** Information provided follows **

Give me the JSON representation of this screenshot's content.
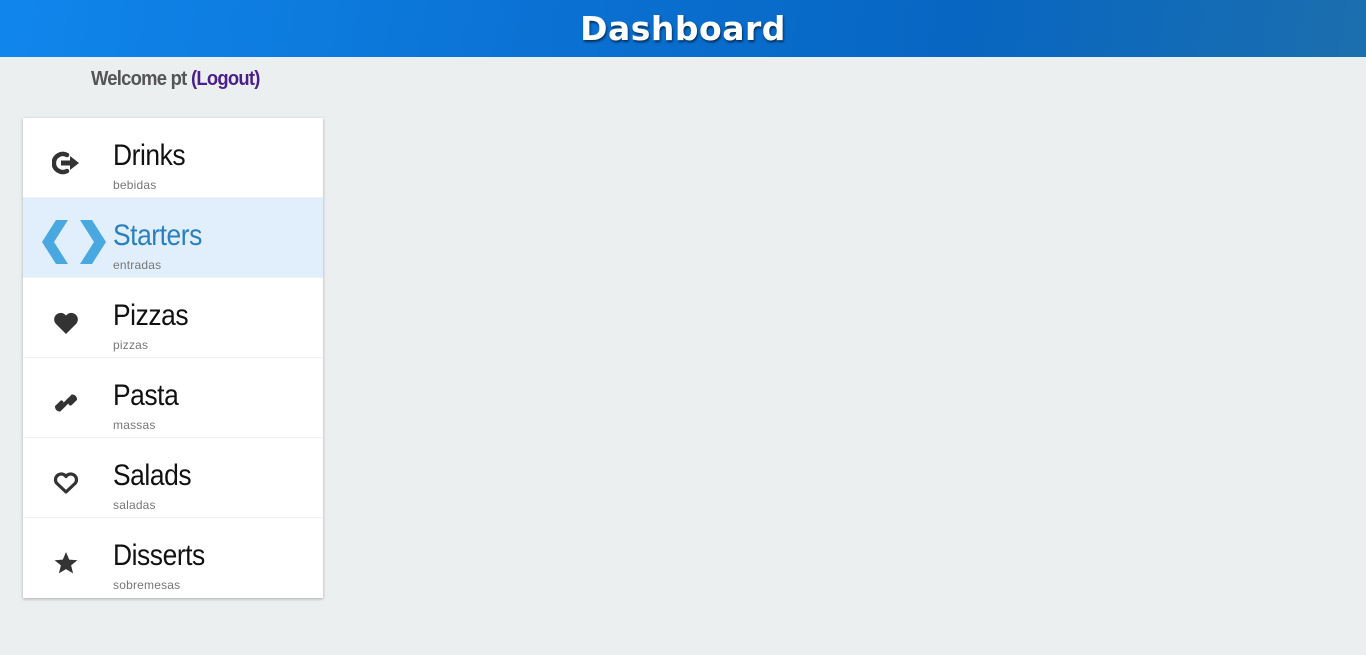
{
  "header": {
    "title": "Dashboard"
  },
  "welcome": {
    "text": "Welcome pt",
    "logout_label": "(Logout)"
  },
  "menu": {
    "items": [
      {
        "label": "Drinks",
        "sub": "bebidas",
        "icon": "sign-out-icon",
        "active": false
      },
      {
        "label": "Starters",
        "sub": "entradas",
        "icon": "code-icon",
        "active": true
      },
      {
        "label": "Pizzas",
        "sub": "pizzas",
        "icon": "heart-icon",
        "active": false
      },
      {
        "label": "Pasta",
        "sub": "massas",
        "icon": "link-icon",
        "active": false
      },
      {
        "label": "Salads",
        "sub": "saladas",
        "icon": "heart-outline-icon",
        "active": false
      },
      {
        "label": "Disserts",
        "sub": "sobremesas",
        "icon": "star-icon",
        "active": false
      }
    ]
  },
  "colors": {
    "header_gradient_start": "#1086ec",
    "header_gradient_end": "#1c6fae",
    "active_bg": "#e0effb",
    "active_text": "#2b7fbd",
    "active_icon": "#4aa8e0",
    "logout_link": "#4b1f8a",
    "page_bg": "#ebeff0"
  }
}
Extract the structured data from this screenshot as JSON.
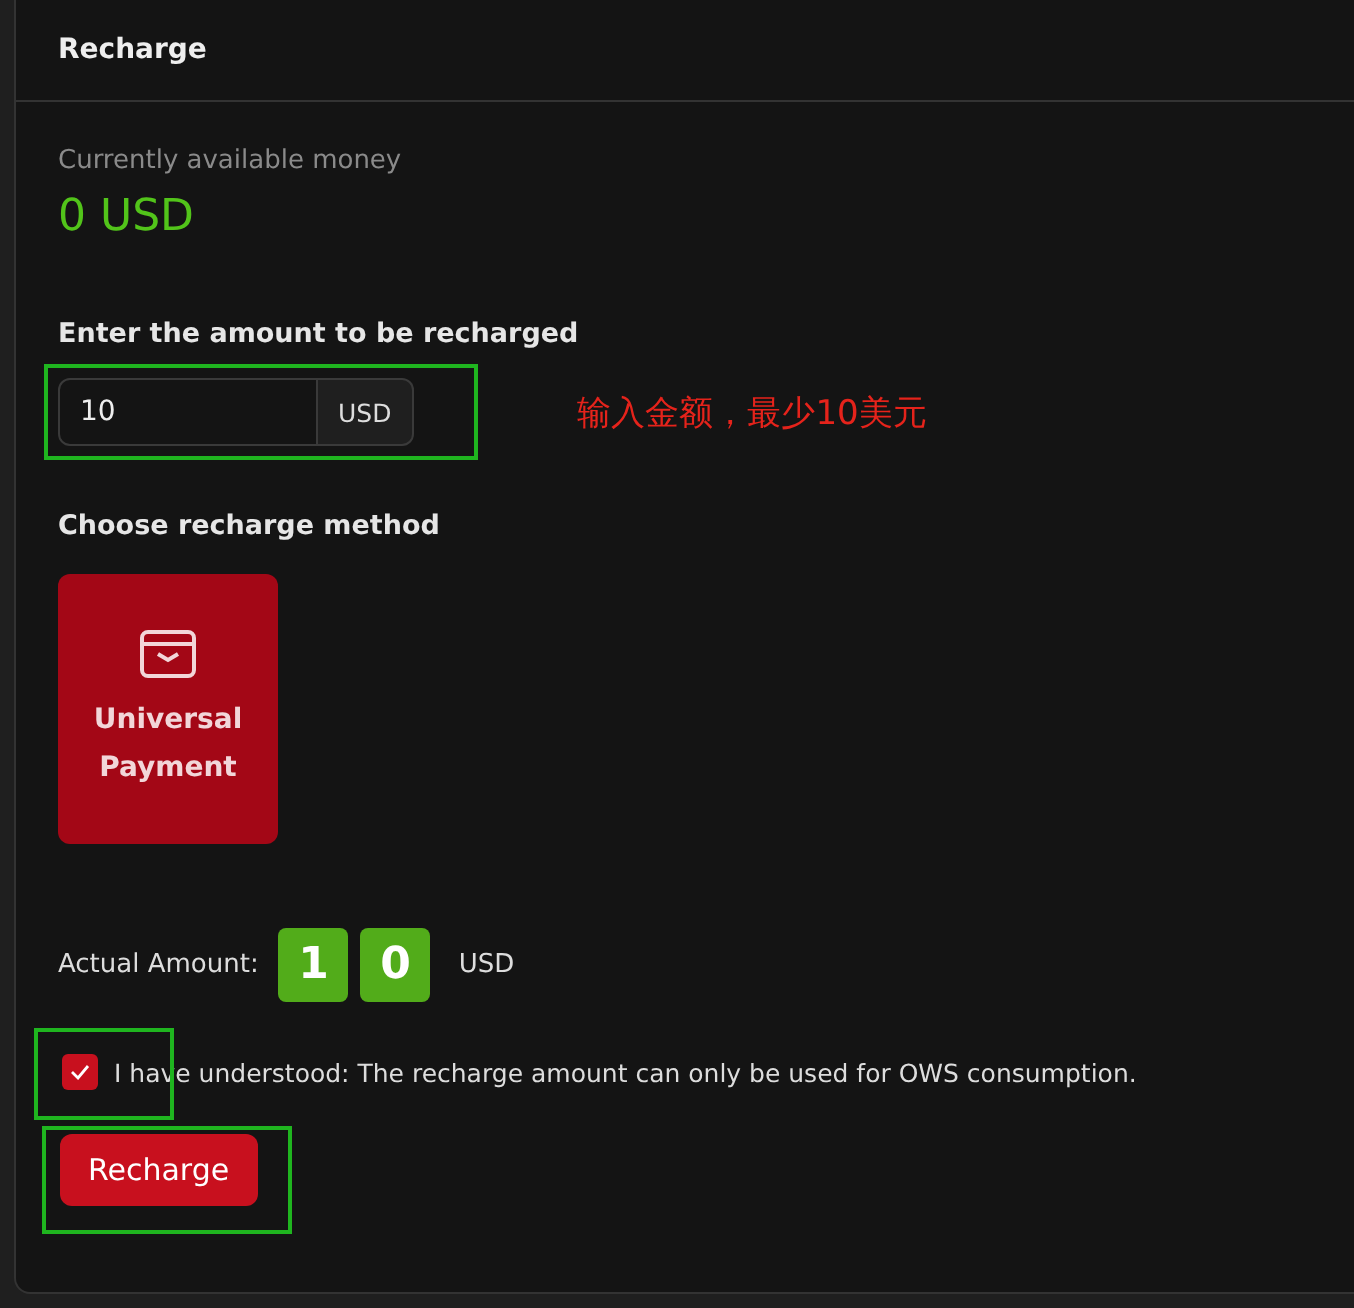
{
  "panel": {
    "title": "Recharge"
  },
  "balance": {
    "label": "Currently available money",
    "value": "0 USD"
  },
  "amount": {
    "label": "Enter the amount to be recharged",
    "value": "10",
    "unit": "USD",
    "highlighted": true,
    "note": "输入金额，最少10美元"
  },
  "method": {
    "label": "Choose recharge method",
    "options": [
      {
        "label": "Universal Payment",
        "selected": true
      }
    ]
  },
  "actual": {
    "label": "Actual Amount:",
    "digits": [
      "1",
      "0"
    ],
    "unit": "USD"
  },
  "agreement": {
    "checked": true,
    "highlighted": true,
    "text": "I have understood: The recharge amount can only be used for OWS consumption."
  },
  "submit": {
    "label": "Recharge",
    "highlighted": true
  }
}
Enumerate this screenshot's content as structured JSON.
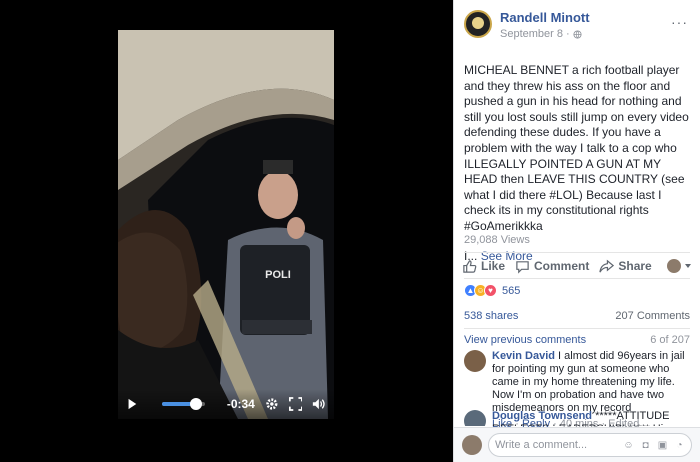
{
  "video": {
    "time_remaining": "-0:34",
    "progress_fraction": 0.78,
    "play_icon": "play-icon",
    "settings_icon": "gear-icon",
    "fullscreen_icon": "expand-icon",
    "volume_icon": "volume-icon",
    "badge_text": "POLI"
  },
  "post": {
    "author": "Randell Minott",
    "date": "September 8 · ",
    "privacy_icon": "globe-icon",
    "more_label": "···",
    "text": "MICHEAL BENNET a rich football player and they threw his ass on the floor and pushed a gun in his head for nothing and still you lost souls still jump on every video defending these dudes. If you have a problem with the way I talk to a cop who ILLEGALLY POINTED A GUN AT MY HEAD then LEAVE THIS COUNTRY (see what I did there #LOL) Because last I check its in my constitutional rights #GoAmerikkka",
    "ellipsis": "I...",
    "see_more": "See More",
    "views": "29,088 Views"
  },
  "actions": {
    "like": "Like",
    "comment": "Comment",
    "share": "Share"
  },
  "reactions": {
    "count": "565",
    "types": [
      "like",
      "haha",
      "love"
    ],
    "colors": {
      "like": "#4080ff",
      "haha": "#f7b125",
      "love": "#f25268"
    }
  },
  "stats": {
    "shares": "538 shares",
    "comments": "207 Comments"
  },
  "comments_header": {
    "view_previous": "View previous comments",
    "position": "6 of 207"
  },
  "comments": [
    {
      "name": "Kevin David",
      "text": " I almost did 96years in jail for pointing my gun at someone who came in my home threatening my life. Now I'm on probation and have two misdemeanors on my record",
      "like": "Like",
      "reply": "Reply",
      "time": " · 40 mins · Edited"
    },
    {
      "name": "Douglas Townsend",
      "text": " *****ATTITUDE REFLECTS LEADERSHIP! ***** His supervisors are very"
    }
  ],
  "composer": {
    "placeholder": "Write a comment..."
  },
  "colors": {
    "link": "#365899",
    "accent": "#4a90e2"
  }
}
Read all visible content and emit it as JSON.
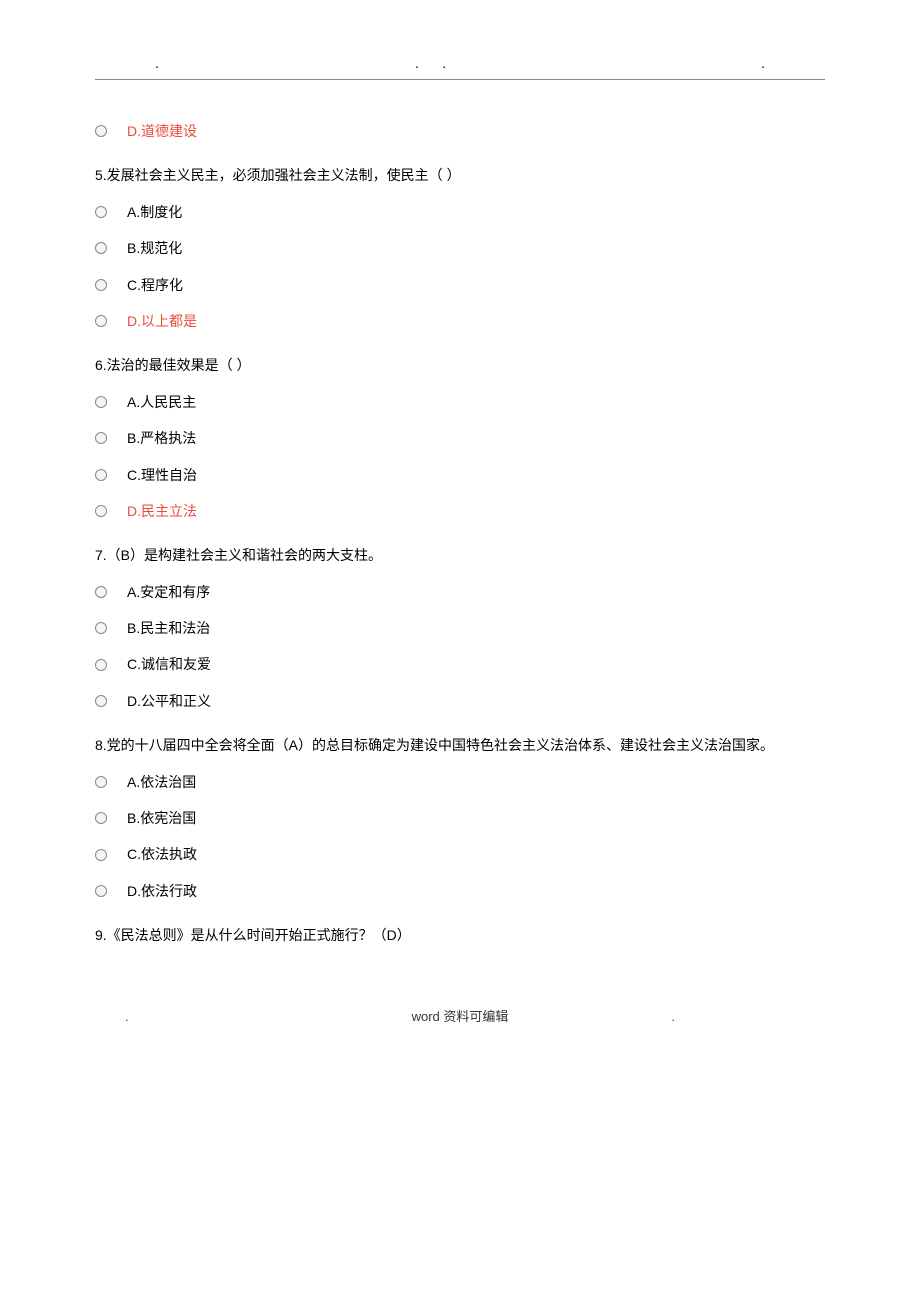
{
  "options_pre": [
    {
      "label": "D.道德建设",
      "highlighted": true
    }
  ],
  "questions": [
    {
      "text": "5.发展社会主义民主，必须加强社会主义法制，使民主（ ）",
      "options": [
        {
          "label": "A.制度化",
          "highlighted": false
        },
        {
          "label": "B.规范化",
          "highlighted": false
        },
        {
          "label": "C.程序化",
          "highlighted": false
        },
        {
          "label": "D.以上都是",
          "highlighted": true
        }
      ]
    },
    {
      "text": "6.法治的最佳效果是（ ）",
      "options": [
        {
          "label": "A.人民民主",
          "highlighted": false
        },
        {
          "label": "B.严格执法",
          "highlighted": false
        },
        {
          "label": "C.理性自治",
          "highlighted": false
        },
        {
          "label": "D.民主立法",
          "highlighted": true
        }
      ]
    },
    {
      "text": "7.（B）是构建社会主义和谐社会的两大支柱。",
      "options": [
        {
          "label": "A.安定和有序",
          "highlighted": false
        },
        {
          "label": "B.民主和法治",
          "highlighted": false
        },
        {
          "label": "C.诚信和友爱",
          "highlighted": false
        },
        {
          "label": "D.公平和正义",
          "highlighted": false
        }
      ]
    },
    {
      "text": "8.党的十八届四中全会将全面（A）的总目标确定为建设中国特色社会主义法治体系、建设社会主义法治国家。",
      "options": [
        {
          "label": "A.依法治国",
          "highlighted": false
        },
        {
          "label": "B.依宪治国",
          "highlighted": false
        },
        {
          "label": "C.依法执政",
          "highlighted": false
        },
        {
          "label": "D.依法行政",
          "highlighted": false
        }
      ]
    },
    {
      "text": "9.《民法总则》是从什么时间开始正式施行？（D）",
      "options": []
    }
  ],
  "footer": "word 资料可编辑"
}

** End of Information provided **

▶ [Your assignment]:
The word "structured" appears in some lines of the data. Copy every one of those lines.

▶ [Reply to the task]:
Extract the structured data from this screenshot as JSON.
Enumerate this screenshot's content as structured JSON.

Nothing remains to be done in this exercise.